Methods of connectivity to help users understand various ways the data can be accessed. Some data is unstructured such as reports and may require access to a BI platform. Other data is accessible through a SQL query or an API.
An exchange is a key measure that portrays the maturity of a data-centric organization. There are several core components that enable the unlocking of a Data Exchange, including:
1. Imbibing agility in business
Both data producers and consumers adapt to changes in how they interact with the data. Producers not only think about bringing the data for their relevant line of business but also start thinking about how to open source the data for which they do not have the funding to gain value.
Consumers, on the other hand, can find what already exists in their ecosystem that they can utilize before they go out to build a bespoke dataset or engage a vendor.
2. Boosting data literacy
One of the major goals for any data-centric organization is to enable data literacy across the business.
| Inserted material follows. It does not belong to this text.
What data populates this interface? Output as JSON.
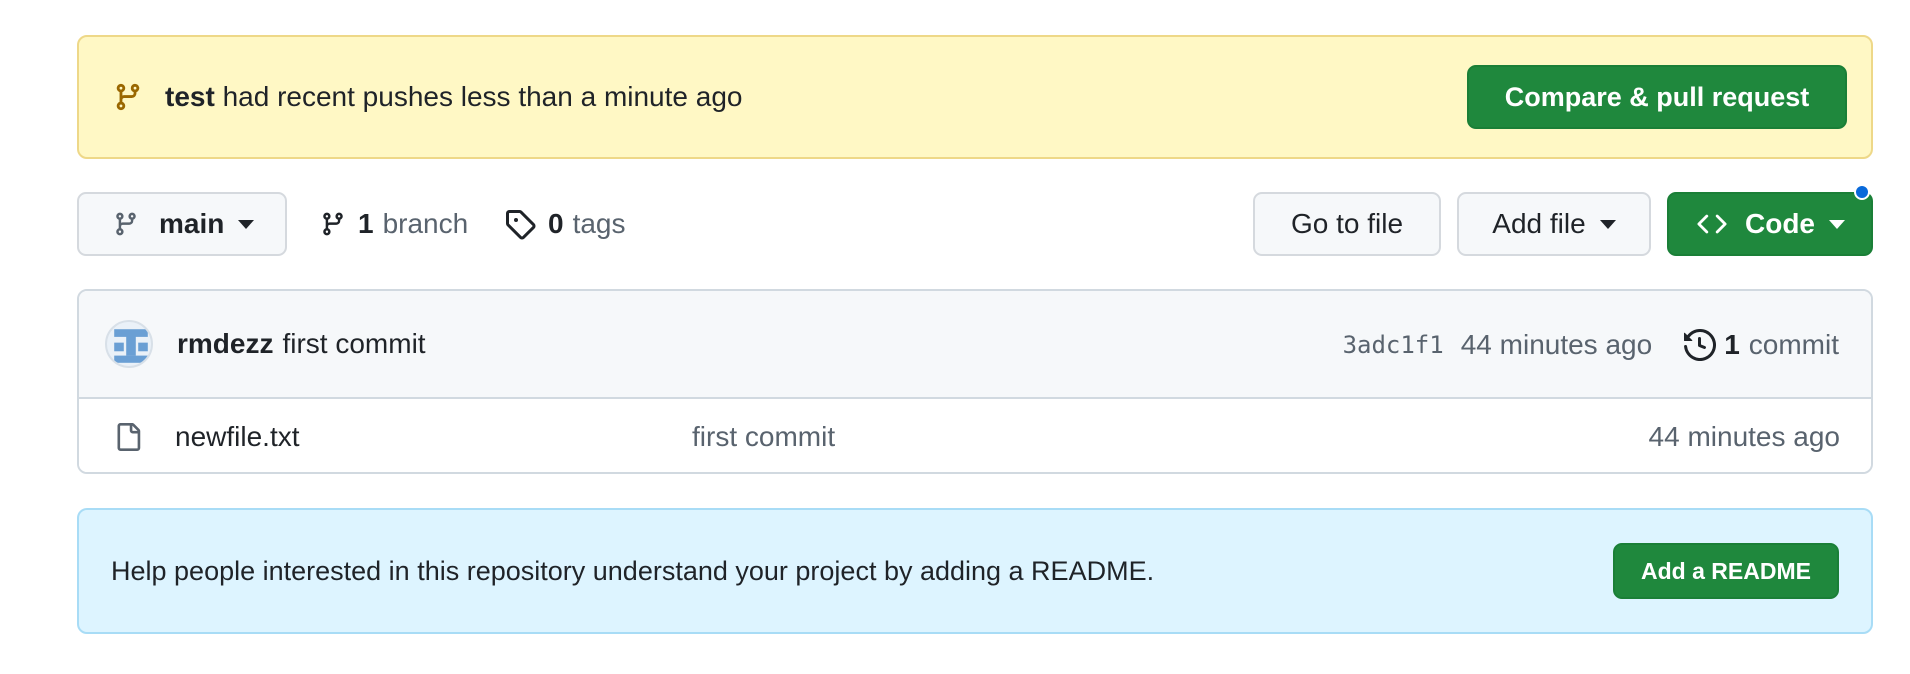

What is the dataset, where can I find it, and how can I use it? Can I build my report on top of this data? These are some of the questions that can be answered by the Data Exchange.
Moreover, if there is a community of experts in data analytics, adding new datasets or sharing updates on existing datasets (like product demos) can encourage businesses to think collaboratively about problems and solutions.
3. Approaching data as a shareable asset
Data should be an asset, shareable by design as an asset. The resource can exist in silos but once we tag a data product as a data asset, it implies that this is produced with shareable attributes in mind.
This also implies that data shared on the exchange has the right governance such as entitlements, security, and standardized contracts built into it. Any data asset that is visible through a contract includes built-in reliability, such as operational uptime.
4. Enhancing operational and cost efficiency
Having a Data Exchange and being able to serve consumers from a central location prevents duplication of datasets and saves cost. It also supports having fewer, more meaningful datasets, and less team ownership making it easier to find correct owners and raise change requests. It can provide easy lineage and make it easier to find data anomalies and notify downstream consumers.
A few important elements to keep in mind
We did mention that a Data Exchange provides tremendous value when the company is on its way to being mature enough to be a data-centric organization. Now that we know the benefits unlocked via a Data Exchange, there are a few elements to keep in mind:
An exchange creates its place by providing the value of all the components of the modern data ecosystem, including data lineage, quality, observability, data catalogs, security, entitlements, and governance. Not all are required. However, a mix and match of those capabilities should ideally exist to provide true value to the business via a Data Exchange.
Down the line, I will provide more articles on each capability individually and how modern data platforms should complement each other with capabilities such as Data Exchanges to promote applications to serve businesses and help build data communities.
About the Author:
Usman Zafar, a Data Architect, has spent over 15 years shaping the data landscape with his expertise in various firms across the Finance and eCommerce industries. Currently, he serves as a principal data architect with Invesco, leading the data platform architecture practice globally within the organization.
Prior to this role, Zafar held various positions in the data domain, including building and leading teams in creating data initiatives for storing large Petabyte-scale data and developing low-latency data applications.
With a track record of successfully leading cross-functional teams, he has helped companies unlock the true potential of their data by implementing best practices in data quality, data architecture, and modern data engineering. He is passionate about data movement and implementing green architecture practices in data storage, data platforms, and governance.